Assignment:
Work through the data below line by line and say how many lines hold "count"; give only the number.

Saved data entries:
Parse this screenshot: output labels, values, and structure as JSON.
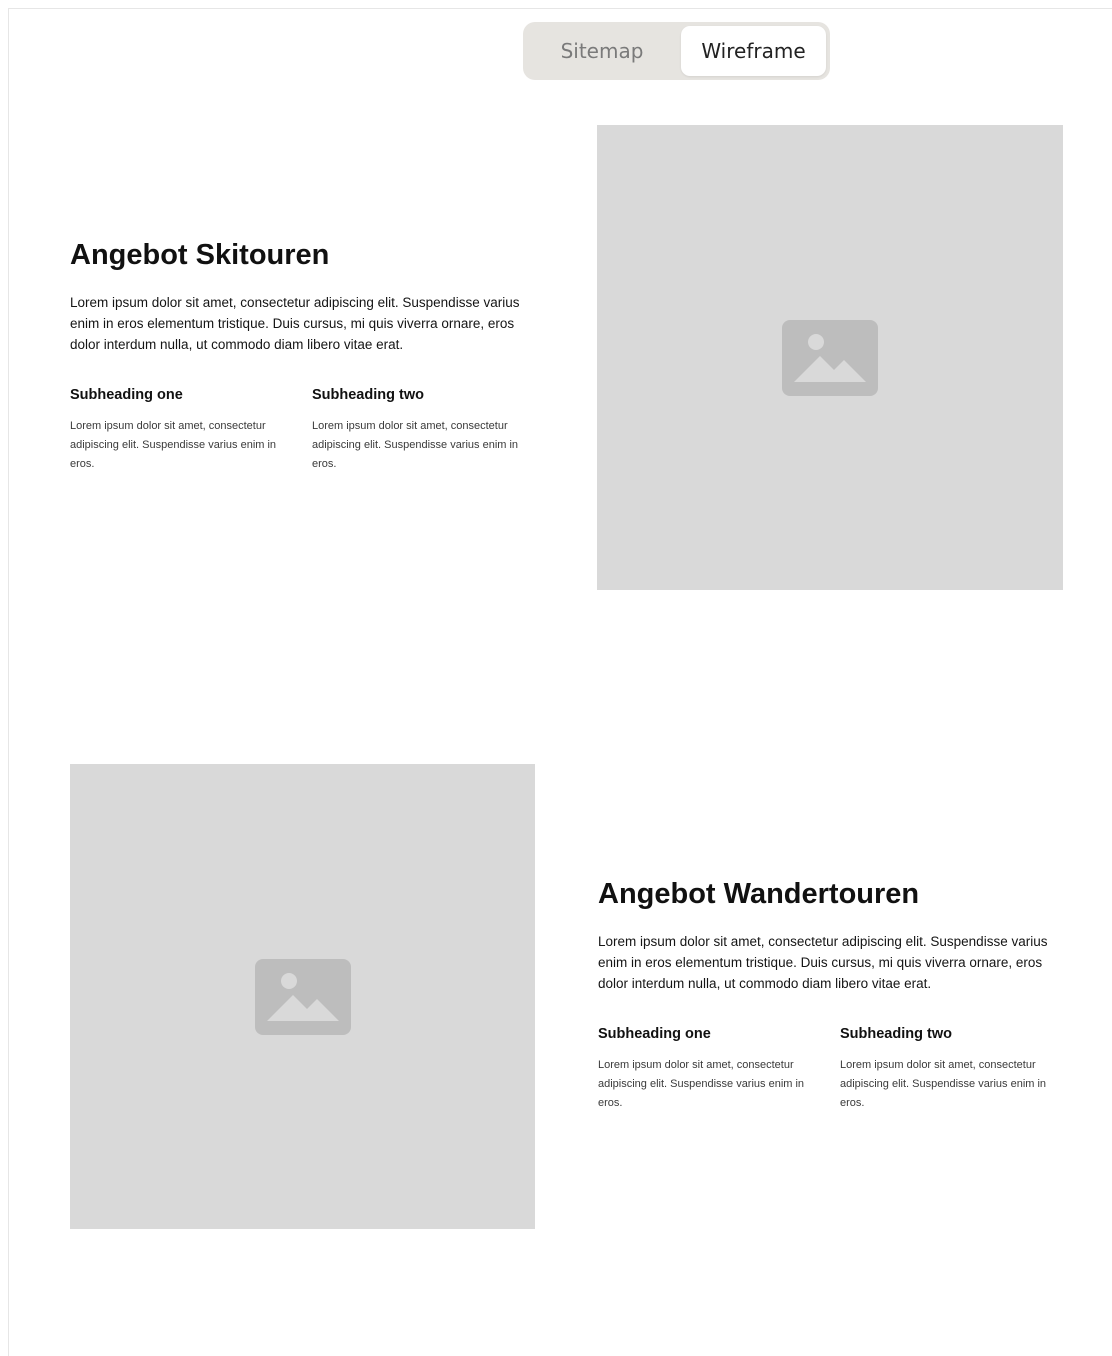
{
  "toggle": {
    "sitemap_label": "Sitemap",
    "wireframe_label": "Wireframe",
    "selected": "Wireframe"
  },
  "sections": [
    {
      "title": "Angebot Skitouren",
      "text": "Lorem ipsum dolor sit amet, consectetur adipiscing elit. Suspendisse varius enim in eros elementum tristique. Duis cursus, mi quis viverra ornare, eros dolor interdum nulla, ut commodo diam libero vitae erat.",
      "columns": [
        {
          "heading": "Subheading one",
          "text": "Lorem ipsum dolor sit amet, consectetur adipiscing elit. Suspendisse varius enim in eros."
        },
        {
          "heading": "Subheading two",
          "text": "Lorem ipsum dolor sit amet, consectetur adipiscing elit. Suspendisse varius enim in eros."
        }
      ],
      "image_icon": "image-placeholder-icon"
    },
    {
      "title": "Angebot Wandertouren",
      "text": "Lorem ipsum dolor sit amet, consectetur adipiscing elit. Suspendisse varius enim in eros elementum tristique. Duis cursus, mi quis viverra ornare, eros dolor interdum nulla, ut commodo diam libero vitae erat.",
      "columns": [
        {
          "heading": "Subheading one",
          "text": "Lorem ipsum dolor sit amet, consectetur adipiscing elit. Suspendisse varius enim in eros."
        },
        {
          "heading": "Subheading two",
          "text": "Lorem ipsum dolor sit amet, consectetur adipiscing elit. Suspendisse varius enim in eros."
        }
      ],
      "image_icon": "image-placeholder-icon"
    }
  ],
  "colors": {
    "placeholder_bg": "#d9d9d9",
    "placeholder_icon": "#bdbdbd",
    "toggle_bg": "#e6e4e0"
  }
}
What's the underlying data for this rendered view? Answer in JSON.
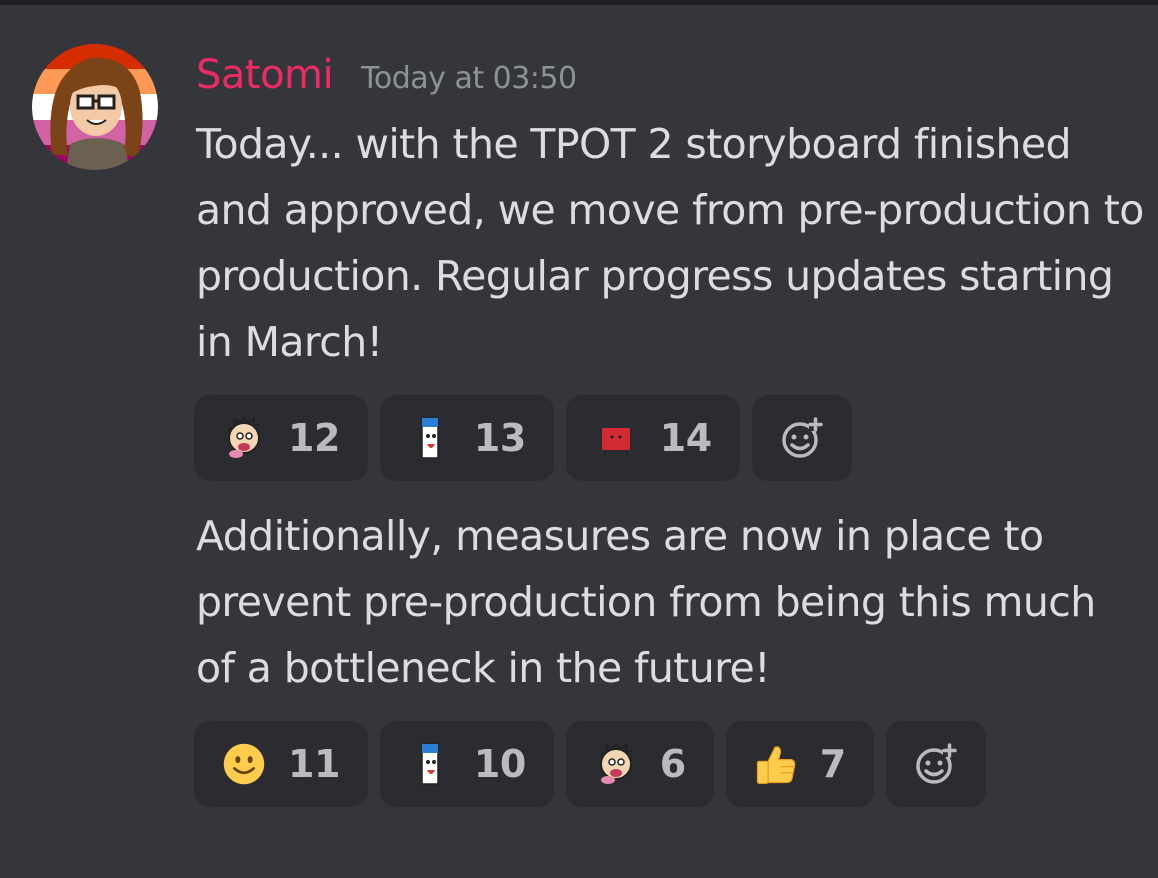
{
  "message": {
    "author": "Satomi",
    "author_color": "#ee2a65",
    "timestamp": "Today at 03:50",
    "avatar": "avatar-pride-flag-character",
    "paragraph_1": "Today... with the TPOT 2 storyboard finished and approved, we move from pre-production to production. Regular progress updates starting in March!",
    "paragraph_2": "Additionally, measures are now in place to prevent pre-production from being this much of a bottleneck in the future!"
  },
  "reactions_1": [
    {
      "emoji": "cartoon-face-emoji",
      "count": "12"
    },
    {
      "emoji": "blue-pen-character-emoji",
      "count": "13"
    },
    {
      "emoji": "red-block-character-emoji",
      "count": "14"
    }
  ],
  "reactions_2": [
    {
      "emoji": "slightly-smiling-face-emoji",
      "count": "11"
    },
    {
      "emoji": "blue-pen-character-emoji",
      "count": "10"
    },
    {
      "emoji": "cartoon-face-emoji",
      "count": "6"
    },
    {
      "emoji": "thumbs-up-emoji",
      "count": "7"
    }
  ],
  "add_reaction_icon": "add-reaction-icon"
}
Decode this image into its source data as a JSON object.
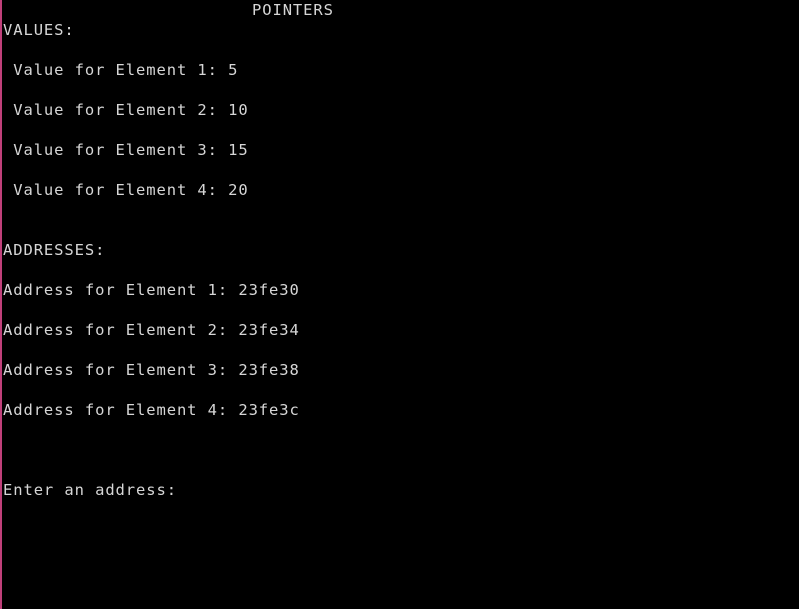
{
  "console": {
    "title": "POINTERS",
    "values_header": "VALUES:",
    "values": [
      " Value for Element 1: 5",
      " Value for Element 2: 10",
      " Value for Element 3: 15",
      " Value for Element 4: 20"
    ],
    "addresses_header": "ADDRESSES:",
    "addresses": [
      "Address for Element 1: 23fe30",
      "Address for Element 2: 23fe34",
      "Address for Element 3: 23fe38",
      "Address for Element 4: 23fe3c"
    ],
    "prompt": "Enter an address:",
    "input_value": ""
  },
  "colors": {
    "background": "#000000",
    "text": "#d6d6d6",
    "left_border": "#c0407a"
  }
}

Answer to this problem:
7